**Problem:** The copy you produce must hold every record exactly, and none of the images.

**Information:**

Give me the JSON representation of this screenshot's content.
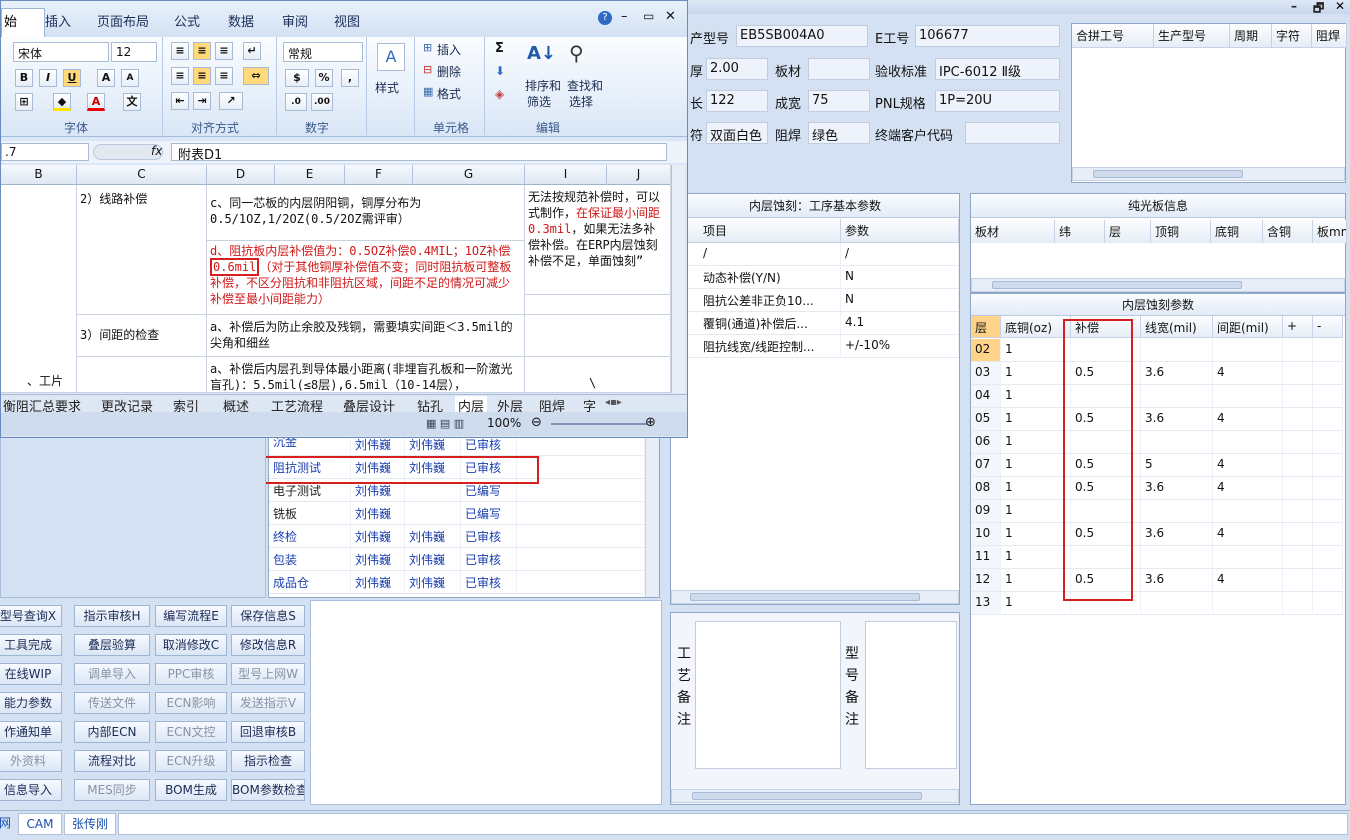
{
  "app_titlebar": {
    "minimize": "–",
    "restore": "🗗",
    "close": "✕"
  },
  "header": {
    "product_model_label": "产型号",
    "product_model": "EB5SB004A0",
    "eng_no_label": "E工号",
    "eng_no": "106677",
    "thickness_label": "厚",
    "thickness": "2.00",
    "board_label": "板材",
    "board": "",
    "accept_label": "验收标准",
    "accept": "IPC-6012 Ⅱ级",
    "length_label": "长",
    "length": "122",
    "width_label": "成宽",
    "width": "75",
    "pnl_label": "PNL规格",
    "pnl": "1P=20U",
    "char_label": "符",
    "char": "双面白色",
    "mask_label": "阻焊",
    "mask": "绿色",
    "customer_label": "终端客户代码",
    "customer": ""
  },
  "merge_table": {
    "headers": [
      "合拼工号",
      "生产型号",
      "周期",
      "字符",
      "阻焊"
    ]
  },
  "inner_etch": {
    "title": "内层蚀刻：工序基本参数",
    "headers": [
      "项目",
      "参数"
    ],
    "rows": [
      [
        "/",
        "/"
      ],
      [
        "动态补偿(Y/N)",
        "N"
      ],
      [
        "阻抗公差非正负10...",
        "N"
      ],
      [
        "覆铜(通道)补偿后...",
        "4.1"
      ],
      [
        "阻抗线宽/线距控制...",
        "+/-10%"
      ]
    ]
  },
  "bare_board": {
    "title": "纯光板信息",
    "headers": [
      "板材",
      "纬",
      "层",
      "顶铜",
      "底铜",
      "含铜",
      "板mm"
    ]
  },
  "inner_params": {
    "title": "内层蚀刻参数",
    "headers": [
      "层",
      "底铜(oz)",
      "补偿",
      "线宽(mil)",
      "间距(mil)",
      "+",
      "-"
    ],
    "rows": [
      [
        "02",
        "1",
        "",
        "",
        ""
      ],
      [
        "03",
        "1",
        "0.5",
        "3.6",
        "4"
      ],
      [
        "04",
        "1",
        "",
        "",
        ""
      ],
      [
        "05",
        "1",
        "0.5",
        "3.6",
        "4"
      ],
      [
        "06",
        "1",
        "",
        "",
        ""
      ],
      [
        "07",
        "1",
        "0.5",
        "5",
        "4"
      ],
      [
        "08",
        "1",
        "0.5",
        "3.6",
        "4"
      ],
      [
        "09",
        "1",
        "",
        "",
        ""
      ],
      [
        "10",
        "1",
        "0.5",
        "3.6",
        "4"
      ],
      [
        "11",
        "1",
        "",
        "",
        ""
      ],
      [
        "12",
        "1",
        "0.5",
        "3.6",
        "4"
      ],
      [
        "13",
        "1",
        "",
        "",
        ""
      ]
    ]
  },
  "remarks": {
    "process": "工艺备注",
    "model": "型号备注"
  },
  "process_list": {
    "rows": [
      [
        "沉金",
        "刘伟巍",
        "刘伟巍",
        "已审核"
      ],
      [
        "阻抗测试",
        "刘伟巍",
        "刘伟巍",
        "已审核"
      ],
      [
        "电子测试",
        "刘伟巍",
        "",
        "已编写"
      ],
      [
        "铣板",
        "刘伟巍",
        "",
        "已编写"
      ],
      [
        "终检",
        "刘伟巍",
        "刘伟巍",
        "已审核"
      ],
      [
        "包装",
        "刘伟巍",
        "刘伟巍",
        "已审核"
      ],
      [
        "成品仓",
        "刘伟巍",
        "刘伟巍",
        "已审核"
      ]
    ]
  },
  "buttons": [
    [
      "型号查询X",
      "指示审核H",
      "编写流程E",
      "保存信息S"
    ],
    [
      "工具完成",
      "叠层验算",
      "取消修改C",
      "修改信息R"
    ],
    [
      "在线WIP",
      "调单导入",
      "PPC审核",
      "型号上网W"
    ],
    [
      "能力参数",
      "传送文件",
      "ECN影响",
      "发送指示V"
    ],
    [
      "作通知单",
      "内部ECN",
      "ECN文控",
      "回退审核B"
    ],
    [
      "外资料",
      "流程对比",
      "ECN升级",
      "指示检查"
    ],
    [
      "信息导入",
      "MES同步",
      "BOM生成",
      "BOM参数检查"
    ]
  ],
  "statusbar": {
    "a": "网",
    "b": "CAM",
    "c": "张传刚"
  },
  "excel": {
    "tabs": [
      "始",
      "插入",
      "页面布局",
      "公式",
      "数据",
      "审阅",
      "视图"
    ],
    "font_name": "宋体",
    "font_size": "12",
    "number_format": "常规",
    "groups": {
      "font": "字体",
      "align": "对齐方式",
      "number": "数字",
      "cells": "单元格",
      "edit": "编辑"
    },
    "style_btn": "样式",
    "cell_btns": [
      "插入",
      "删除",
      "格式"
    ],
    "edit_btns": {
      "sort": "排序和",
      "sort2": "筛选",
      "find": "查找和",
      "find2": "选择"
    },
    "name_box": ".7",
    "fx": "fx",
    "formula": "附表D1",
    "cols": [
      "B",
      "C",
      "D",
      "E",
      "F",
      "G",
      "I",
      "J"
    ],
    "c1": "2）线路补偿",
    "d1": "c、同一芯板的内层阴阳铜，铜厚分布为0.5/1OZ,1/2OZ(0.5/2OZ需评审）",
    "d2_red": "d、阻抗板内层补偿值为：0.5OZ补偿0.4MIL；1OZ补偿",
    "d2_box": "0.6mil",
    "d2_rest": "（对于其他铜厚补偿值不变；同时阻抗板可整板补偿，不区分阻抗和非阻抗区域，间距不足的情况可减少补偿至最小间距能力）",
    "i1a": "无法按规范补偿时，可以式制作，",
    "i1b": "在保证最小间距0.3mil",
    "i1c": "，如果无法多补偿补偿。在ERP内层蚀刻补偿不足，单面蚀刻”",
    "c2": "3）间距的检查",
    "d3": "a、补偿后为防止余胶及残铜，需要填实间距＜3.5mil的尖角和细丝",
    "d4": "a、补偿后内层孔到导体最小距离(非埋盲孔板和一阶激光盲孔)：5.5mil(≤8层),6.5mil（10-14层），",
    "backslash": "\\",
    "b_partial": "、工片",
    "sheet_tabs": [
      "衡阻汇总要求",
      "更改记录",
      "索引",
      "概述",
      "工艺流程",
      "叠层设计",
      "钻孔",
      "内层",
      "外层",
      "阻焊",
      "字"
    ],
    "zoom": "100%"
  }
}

**Solution for this task:**
Give me the JSON representation of this screenshot's content.
{
  "app_titlebar": {
    "minimize": "–",
    "restore": "🗗",
    "close": "✕"
  },
  "header": {
    "product_model_label": "产型号",
    "product_model": "EB5SB004A0",
    "eng_no_label": "E工号",
    "eng_no": "106677",
    "thickness_label": "厚",
    "thickness": "2.00",
    "board_label": "板材",
    "board": "",
    "accept_label": "验收标准",
    "accept": "IPC-6012 Ⅱ级",
    "length_label": "长",
    "length": "122",
    "width_label": "成宽",
    "width": "75",
    "pnl_label": "PNL规格",
    "pnl": "1P=20U",
    "char_label": "符",
    "char": "双面白色",
    "mask_label": "阻焊",
    "mask": "绿色",
    "customer_label": "终端客户代码",
    "customer": ""
  },
  "merge_table": {
    "headers": [
      "合拼工号",
      "生产型号",
      "周期",
      "字符",
      "阻焊"
    ]
  },
  "inner_etch": {
    "title": "内层蚀刻：工序基本参数",
    "headers": [
      "项目",
      "参数"
    ],
    "rows": [
      [
        "/",
        "/"
      ],
      [
        "动态补偿(Y/N)",
        "N"
      ],
      [
        "阻抗公差非正负10...",
        "N"
      ],
      [
        "覆铜(通道)补偿后...",
        "4.1"
      ],
      [
        "阻抗线宽/线距控制...",
        "+/-10%"
      ]
    ]
  },
  "bare_board": {
    "title": "纯光板信息",
    "headers": [
      "板材",
      "纬",
      "层",
      "顶铜",
      "底铜",
      "含铜",
      "板mm"
    ]
  },
  "inner_params": {
    "title": "内层蚀刻参数",
    "headers": [
      "层",
      "底铜(oz)",
      "补偿",
      "线宽(mil)",
      "间距(mil)",
      "+",
      "-"
    ],
    "rows": [
      [
        "02",
        "1",
        "",
        "",
        ""
      ],
      [
        "03",
        "1",
        "0.5",
        "3.6",
        "4"
      ],
      [
        "04",
        "1",
        "",
        "",
        ""
      ],
      [
        "05",
        "1",
        "0.5",
        "3.6",
        "4"
      ],
      [
        "06",
        "1",
        "",
        "",
        ""
      ],
      [
        "07",
        "1",
        "0.5",
        "5",
        "4"
      ],
      [
        "08",
        "1",
        "0.5",
        "3.6",
        "4"
      ],
      [
        "09",
        "1",
        "",
        "",
        ""
      ],
      [
        "10",
        "1",
        "0.5",
        "3.6",
        "4"
      ],
      [
        "11",
        "1",
        "",
        "",
        ""
      ],
      [
        "12",
        "1",
        "0.5",
        "3.6",
        "4"
      ],
      [
        "13",
        "1",
        "",
        "",
        ""
      ]
    ]
  },
  "remarks": {
    "process": "工艺备注",
    "model": "型号备注"
  },
  "process_list": {
    "rows": [
      [
        "沉金",
        "刘伟巍",
        "刘伟巍",
        "已审核"
      ],
      [
        "阻抗测试",
        "刘伟巍",
        "刘伟巍",
        "已审核"
      ],
      [
        "电子测试",
        "刘伟巍",
        "",
        "已编写"
      ],
      [
        "铣板",
        "刘伟巍",
        "",
        "已编写"
      ],
      [
        "终检",
        "刘伟巍",
        "刘伟巍",
        "已审核"
      ],
      [
        "包装",
        "刘伟巍",
        "刘伟巍",
        "已审核"
      ],
      [
        "成品仓",
        "刘伟巍",
        "刘伟巍",
        "已审核"
      ]
    ]
  },
  "buttons": [
    [
      "型号查询X",
      "指示审核H",
      "编写流程E",
      "保存信息S"
    ],
    [
      "工具完成",
      "叠层验算",
      "取消修改C",
      "修改信息R"
    ],
    [
      "在线WIP",
      "调单导入",
      "PPC审核",
      "型号上网W"
    ],
    [
      "能力参数",
      "传送文件",
      "ECN影响",
      "发送指示V"
    ],
    [
      "作通知单",
      "内部ECN",
      "ECN文控",
      "回退审核B"
    ],
    [
      "外资料",
      "流程对比",
      "ECN升级",
      "指示检查"
    ],
    [
      "信息导入",
      "MES同步",
      "BOM生成",
      "BOM参数检查"
    ]
  ],
  "statusbar": {
    "a": "网",
    "b": "CAM",
    "c": "张传刚"
  },
  "excel": {
    "tabs": [
      "始",
      "插入",
      "页面布局",
      "公式",
      "数据",
      "审阅",
      "视图"
    ],
    "font_name": "宋体",
    "font_size": "12",
    "number_format": "常规",
    "groups": {
      "font": "字体",
      "align": "对齐方式",
      "number": "数字",
      "cells": "单元格",
      "edit": "编辑"
    },
    "style_btn": "样式",
    "cell_btns": [
      "插入",
      "删除",
      "格式"
    ],
    "edit_btns": {
      "sort": "排序和",
      "sort2": "筛选",
      "find": "查找和",
      "find2": "选择"
    },
    "name_box": ".7",
    "fx": "fx",
    "formula": "附表D1",
    "cols": [
      "B",
      "C",
      "D",
      "E",
      "F",
      "G",
      "I",
      "J"
    ],
    "c1": "2）线路补偿",
    "d1": "c、同一芯板的内层阴阳铜，铜厚分布为0.5/1OZ,1/2OZ(0.5/2OZ需评审）",
    "d2_red": "d、阻抗板内层补偿值为：0.5OZ补偿0.4MIL；1OZ补偿",
    "d2_box": "0.6mil",
    "d2_rest": "（对于其他铜厚补偿值不变；同时阻抗板可整板补偿，不区分阻抗和非阻抗区域，间距不足的情况可减少补偿至最小间距能力）",
    "i1a": "无法按规范补偿时，可以式制作，",
    "i1b": "在保证最小间距0.3mil",
    "i1c": "，如果无法多补偿补偿。在ERP内层蚀刻补偿不足，单面蚀刻”",
    "c2": "3）间距的检查",
    "d3": "a、补偿后为防止余胶及残铜，需要填实间距＜3.5mil的尖角和细丝",
    "d4": "a、补偿后内层孔到导体最小距离(非埋盲孔板和一阶激光盲孔)：5.5mil(≤8层),6.5mil（10-14层），",
    "backslash": "\\",
    "b_partial": "、工片",
    "sheet_tabs": [
      "衡阻汇总要求",
      "更改记录",
      "索引",
      "概述",
      "工艺流程",
      "叠层设计",
      "钻孔",
      "内层",
      "外层",
      "阻焊",
      "字"
    ],
    "zoom": "100%"
  }
}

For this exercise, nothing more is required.